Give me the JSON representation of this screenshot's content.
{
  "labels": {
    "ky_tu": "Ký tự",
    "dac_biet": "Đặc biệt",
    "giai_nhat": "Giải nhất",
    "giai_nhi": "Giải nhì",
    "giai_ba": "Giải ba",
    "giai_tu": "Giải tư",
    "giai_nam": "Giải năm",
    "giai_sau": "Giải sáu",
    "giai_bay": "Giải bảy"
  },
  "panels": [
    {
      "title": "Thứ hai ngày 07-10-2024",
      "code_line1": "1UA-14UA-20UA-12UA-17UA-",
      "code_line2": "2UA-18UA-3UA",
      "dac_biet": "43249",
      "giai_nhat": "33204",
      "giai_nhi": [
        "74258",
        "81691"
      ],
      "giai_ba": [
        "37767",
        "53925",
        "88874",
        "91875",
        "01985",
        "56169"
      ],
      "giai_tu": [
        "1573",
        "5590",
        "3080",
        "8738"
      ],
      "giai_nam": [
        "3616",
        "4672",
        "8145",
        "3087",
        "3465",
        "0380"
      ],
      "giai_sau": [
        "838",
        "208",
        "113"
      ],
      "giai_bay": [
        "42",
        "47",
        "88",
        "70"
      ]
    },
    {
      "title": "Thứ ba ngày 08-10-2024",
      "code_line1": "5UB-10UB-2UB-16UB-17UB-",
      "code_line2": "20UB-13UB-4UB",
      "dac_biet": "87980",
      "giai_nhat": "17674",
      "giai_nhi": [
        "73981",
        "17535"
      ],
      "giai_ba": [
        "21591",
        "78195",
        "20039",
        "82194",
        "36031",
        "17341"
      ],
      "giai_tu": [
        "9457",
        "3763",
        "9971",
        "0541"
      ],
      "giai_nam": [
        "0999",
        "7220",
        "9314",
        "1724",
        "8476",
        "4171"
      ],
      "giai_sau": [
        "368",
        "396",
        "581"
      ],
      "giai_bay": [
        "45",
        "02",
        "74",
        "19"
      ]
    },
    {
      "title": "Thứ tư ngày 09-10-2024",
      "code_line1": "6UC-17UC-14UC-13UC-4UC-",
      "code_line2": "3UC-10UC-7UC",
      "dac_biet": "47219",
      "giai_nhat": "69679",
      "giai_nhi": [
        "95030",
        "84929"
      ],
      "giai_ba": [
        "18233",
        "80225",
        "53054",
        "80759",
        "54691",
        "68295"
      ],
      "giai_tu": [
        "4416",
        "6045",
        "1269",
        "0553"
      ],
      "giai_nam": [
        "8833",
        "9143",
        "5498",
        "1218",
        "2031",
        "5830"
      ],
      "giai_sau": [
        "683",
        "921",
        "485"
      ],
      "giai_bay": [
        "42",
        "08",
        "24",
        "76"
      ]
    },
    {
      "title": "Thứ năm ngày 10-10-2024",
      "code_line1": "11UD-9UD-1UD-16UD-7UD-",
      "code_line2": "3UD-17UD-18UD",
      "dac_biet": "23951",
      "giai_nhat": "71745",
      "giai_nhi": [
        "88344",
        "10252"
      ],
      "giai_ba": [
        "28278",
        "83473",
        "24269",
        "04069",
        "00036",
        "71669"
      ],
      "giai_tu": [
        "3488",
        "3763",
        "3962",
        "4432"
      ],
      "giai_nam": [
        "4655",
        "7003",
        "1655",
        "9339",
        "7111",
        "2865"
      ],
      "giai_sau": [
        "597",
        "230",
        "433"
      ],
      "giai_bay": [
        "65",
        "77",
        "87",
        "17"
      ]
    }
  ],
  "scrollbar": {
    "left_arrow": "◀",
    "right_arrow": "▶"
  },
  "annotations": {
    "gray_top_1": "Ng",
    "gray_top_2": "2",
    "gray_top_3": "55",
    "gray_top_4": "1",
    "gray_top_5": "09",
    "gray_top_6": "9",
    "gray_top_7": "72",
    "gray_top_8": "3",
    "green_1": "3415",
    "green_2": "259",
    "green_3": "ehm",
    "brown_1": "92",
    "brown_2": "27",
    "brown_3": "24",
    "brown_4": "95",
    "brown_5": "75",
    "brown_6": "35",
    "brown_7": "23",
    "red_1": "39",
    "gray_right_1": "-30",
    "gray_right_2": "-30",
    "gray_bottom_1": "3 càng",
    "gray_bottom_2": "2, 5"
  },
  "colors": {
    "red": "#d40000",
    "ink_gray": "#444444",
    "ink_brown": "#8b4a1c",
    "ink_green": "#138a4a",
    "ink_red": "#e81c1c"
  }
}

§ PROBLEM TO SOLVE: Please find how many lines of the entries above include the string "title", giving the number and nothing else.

§ SOLUTION TO THIS PROBLEM: 4